-- DATASET RECORDS follows --

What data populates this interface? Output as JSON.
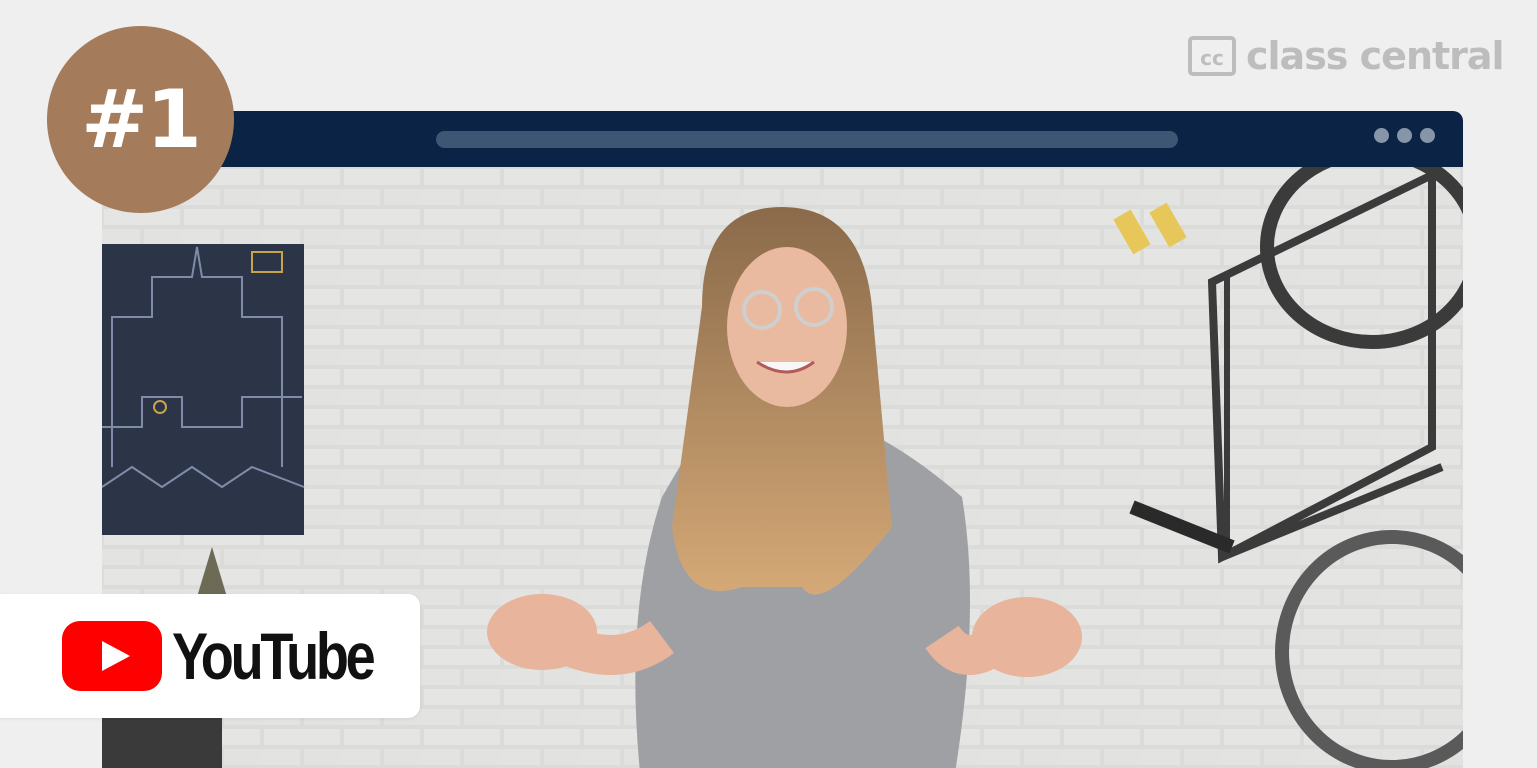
{
  "brand": {
    "icon_text": "cc",
    "name": "class central",
    "color": "#bdbdbd"
  },
  "browser": {
    "bar_color": "#0b2446",
    "address_bar_color": "#3d5674",
    "window_dots": 3
  },
  "rank": {
    "label": "#1",
    "color": "#a47b5b"
  },
  "platform": {
    "name": "YouTube",
    "logo_icon": "youtube-play-icon",
    "logo_color": "#ff0000"
  },
  "video": {
    "scene": "presenter-thumbnail"
  }
}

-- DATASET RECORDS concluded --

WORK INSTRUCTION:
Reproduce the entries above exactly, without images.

WRITTEN RESPONSE:
What data populates this interface? Output as JSON.
{
  "brand": {
    "icon_text": "cc",
    "name": "class central",
    "color": "#bdbdbd"
  },
  "browser": {
    "bar_color": "#0b2446",
    "address_bar_color": "#3d5674",
    "window_dots": 3
  },
  "rank": {
    "label": "#1",
    "color": "#a47b5b"
  },
  "platform": {
    "name": "YouTube",
    "logo_icon": "youtube-play-icon",
    "logo_color": "#ff0000"
  },
  "video": {
    "scene": "presenter-thumbnail"
  }
}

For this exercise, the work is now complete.